38 Baehrens, Origenes Werke vii, 327–8 includes in his apparatus some manuscript attestation for the Apocalypse (his Class C and Codex g), but the reading does not appear in his printed text. Metzger, Canon of the New Testament, 139 n. 51 agrees with Baehrens that it is ‘probably a scribal expansion of the text’; see also Armstrong, ‘Role of the Rule of Faith in the Formation of the New Testament Canon’, 113–14 n. 49; Stenzel, ‘Bibelkanon des Rufin von Aquileja’, 53. Other scholars assume that Revelation is original: Kruger, ‘Origen's List of New Testament Books', 108 n. 47; Kalin, ‘Re-examining New Testament Canon History’, 280; Robbins, ‘Peri tōn endiathēkōn graphōn’, 89–97. The translator Rufinus certainly accepts Revelation as canonical; he includes it in his canon list at Comm. Symb. 35. As for Origen, he gives no indication of harbouring doubt over its authorship, asserting it to be by John the apostle (Eusebius, HE 6.25.9, quoted above). On the reception of Revelation in early Christianity, including its ‘frequent’ citations by Origen, see Hahneman, Muratorian Fragment, 23–5.
39 Origen never cites 2–3 John, but a few citations of 2 Peter are preserved in works surviving in Latin, e.g. Hom. Lev. 4.4.
40 Kruger, ‘Origen's List of New Testament Books', 104–7 argues that the list as extant in Rufinus' translation accurately reflects the Origenic original in every detail.
41 See Origen, Commentary on the Epistle to the Romans, Books 6–10 (trans. T. P. Scheck; FOC 104; Washington: Catholic University of America Press, 2002) 311. For discussion, see A. Jaubert, Origène: Homélies sur Josué (SC 71; Paris: Cerf, 1960) 69. Jaubert's entire ‘Appendice ii’, in which she explores the quality of Rufinus' translation of these homilies, is relevant to our discussion (pp. 68–82). Her comparison of the Latin to some Greek fragments leads her to affirm the basic fidelity of the translation: ‘Dans l'ensemble, elle donne l'impression d'une longue paraphrase, mais non d'une paraphrase inexacte’ (p. 82).
42 Kruger, ‘Origen's List of New Testament Books', 112–13. See also A. von Harnack, Der kirchengeschichtliche Ertrag der exegetischen Arbeiten des Origenes (Leipzig: J. C. Hinrich, 1918) 12.
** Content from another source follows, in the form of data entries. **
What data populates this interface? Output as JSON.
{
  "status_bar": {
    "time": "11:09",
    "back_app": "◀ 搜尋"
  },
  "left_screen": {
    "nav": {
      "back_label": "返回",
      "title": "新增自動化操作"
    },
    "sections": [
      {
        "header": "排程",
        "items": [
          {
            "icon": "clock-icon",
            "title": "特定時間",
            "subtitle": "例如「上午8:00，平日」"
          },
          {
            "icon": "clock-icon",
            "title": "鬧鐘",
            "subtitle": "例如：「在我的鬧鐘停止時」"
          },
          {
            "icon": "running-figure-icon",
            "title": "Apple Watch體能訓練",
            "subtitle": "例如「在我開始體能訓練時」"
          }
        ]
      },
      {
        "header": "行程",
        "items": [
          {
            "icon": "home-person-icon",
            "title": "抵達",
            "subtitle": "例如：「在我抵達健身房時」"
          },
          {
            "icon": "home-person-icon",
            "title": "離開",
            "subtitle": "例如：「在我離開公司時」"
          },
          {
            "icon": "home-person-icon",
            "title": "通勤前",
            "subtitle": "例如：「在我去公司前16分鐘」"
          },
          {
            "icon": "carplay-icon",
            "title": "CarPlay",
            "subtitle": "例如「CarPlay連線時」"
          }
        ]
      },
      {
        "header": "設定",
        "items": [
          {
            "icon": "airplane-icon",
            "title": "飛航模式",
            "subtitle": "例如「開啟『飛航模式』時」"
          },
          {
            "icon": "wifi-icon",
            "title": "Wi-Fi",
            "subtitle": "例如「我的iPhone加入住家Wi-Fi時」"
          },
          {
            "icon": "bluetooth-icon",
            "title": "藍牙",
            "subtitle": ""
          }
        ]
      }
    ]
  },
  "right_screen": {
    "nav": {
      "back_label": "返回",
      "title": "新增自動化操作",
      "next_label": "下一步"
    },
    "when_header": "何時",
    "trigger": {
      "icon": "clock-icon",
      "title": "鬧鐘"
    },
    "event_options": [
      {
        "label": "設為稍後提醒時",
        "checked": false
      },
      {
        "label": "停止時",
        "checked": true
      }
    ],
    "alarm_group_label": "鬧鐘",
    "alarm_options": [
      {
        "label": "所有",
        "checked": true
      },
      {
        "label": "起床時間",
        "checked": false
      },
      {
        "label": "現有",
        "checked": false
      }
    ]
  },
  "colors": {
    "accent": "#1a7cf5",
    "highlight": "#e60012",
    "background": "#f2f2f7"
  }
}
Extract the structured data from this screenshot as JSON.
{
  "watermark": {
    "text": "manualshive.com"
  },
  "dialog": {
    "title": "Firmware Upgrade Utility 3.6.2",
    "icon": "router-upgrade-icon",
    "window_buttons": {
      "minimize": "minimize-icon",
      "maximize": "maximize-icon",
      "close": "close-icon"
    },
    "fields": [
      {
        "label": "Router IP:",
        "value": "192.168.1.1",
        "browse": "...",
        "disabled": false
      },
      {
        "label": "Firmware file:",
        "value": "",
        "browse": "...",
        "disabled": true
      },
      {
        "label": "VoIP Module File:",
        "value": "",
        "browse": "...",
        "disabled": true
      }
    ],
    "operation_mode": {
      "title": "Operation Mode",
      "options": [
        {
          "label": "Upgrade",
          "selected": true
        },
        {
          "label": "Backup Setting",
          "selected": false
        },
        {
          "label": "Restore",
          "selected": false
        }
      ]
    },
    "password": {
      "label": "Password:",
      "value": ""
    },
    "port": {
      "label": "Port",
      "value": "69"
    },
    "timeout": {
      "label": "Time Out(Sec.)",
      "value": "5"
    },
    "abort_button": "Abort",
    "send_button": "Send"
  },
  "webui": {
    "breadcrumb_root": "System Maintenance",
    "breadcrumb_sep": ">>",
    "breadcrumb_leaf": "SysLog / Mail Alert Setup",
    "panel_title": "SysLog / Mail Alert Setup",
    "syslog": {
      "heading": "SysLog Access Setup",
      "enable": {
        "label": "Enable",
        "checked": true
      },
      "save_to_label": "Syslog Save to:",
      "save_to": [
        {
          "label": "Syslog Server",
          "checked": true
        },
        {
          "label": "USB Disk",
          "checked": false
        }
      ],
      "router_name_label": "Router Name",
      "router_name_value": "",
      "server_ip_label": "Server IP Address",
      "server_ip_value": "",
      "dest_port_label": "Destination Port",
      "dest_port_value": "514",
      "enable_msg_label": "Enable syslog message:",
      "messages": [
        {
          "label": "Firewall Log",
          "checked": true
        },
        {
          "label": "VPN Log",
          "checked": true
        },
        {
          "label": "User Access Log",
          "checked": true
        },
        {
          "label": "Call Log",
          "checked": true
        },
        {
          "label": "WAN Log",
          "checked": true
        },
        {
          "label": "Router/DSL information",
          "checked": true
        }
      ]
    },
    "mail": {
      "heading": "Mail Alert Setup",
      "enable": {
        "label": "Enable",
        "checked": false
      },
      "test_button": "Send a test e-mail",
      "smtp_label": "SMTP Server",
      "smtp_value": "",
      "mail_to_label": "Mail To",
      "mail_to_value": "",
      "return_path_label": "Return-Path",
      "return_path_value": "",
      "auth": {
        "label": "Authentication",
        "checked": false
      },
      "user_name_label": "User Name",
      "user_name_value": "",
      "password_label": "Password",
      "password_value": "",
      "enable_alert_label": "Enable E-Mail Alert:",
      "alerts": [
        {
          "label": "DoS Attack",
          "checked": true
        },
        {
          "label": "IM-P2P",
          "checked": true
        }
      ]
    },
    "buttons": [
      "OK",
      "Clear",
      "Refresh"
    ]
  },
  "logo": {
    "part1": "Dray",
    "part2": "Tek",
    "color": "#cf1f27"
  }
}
43 Stenzel, ‘Bibelkanon des Rufin von Aquileja’, 54–5.
44 Kalin, ‘Re-examining New Testament Canon History’, 281.
45 Kruger, ‘Origen's List of New Testament Books’, 110.
46 Kruger, ‘Origen's List of New Testament Books’, 113.
47 Metzger, Canon of the New Testament, 140; see also Kruger, ‘Origen's List of New Testament Books’, 115–16.
48 Armstrong, ‘Role of the Rule of Faith in the Formation of the New Testament Canon’, 113–14: ‘Certainly, Origen did not consider this catalogue to be exclusive, for he appeals to works that do not appear in this list.’
49 See Hahneman, Muratorian Fragment, 132.
50 For a detailed response to Hahneman, see J. Verheyden, ‘The Canon Muratori: A Matter of Dispute’, The Biblical Canons (ed. J.-M. Auwers and H. J. de Jonge; BETL 163; Leuven: Leuven University Press, 2003) 487–556. Kruger's recent discussion of Origen's Hom. Jos. 7.1 frames its argument for the authenticity of Origen's list in terms of weakening one plank in the argument for a late date for the Muratorian Fragment; see Kruger, ‘Origen's List of New Testament Books’, 100.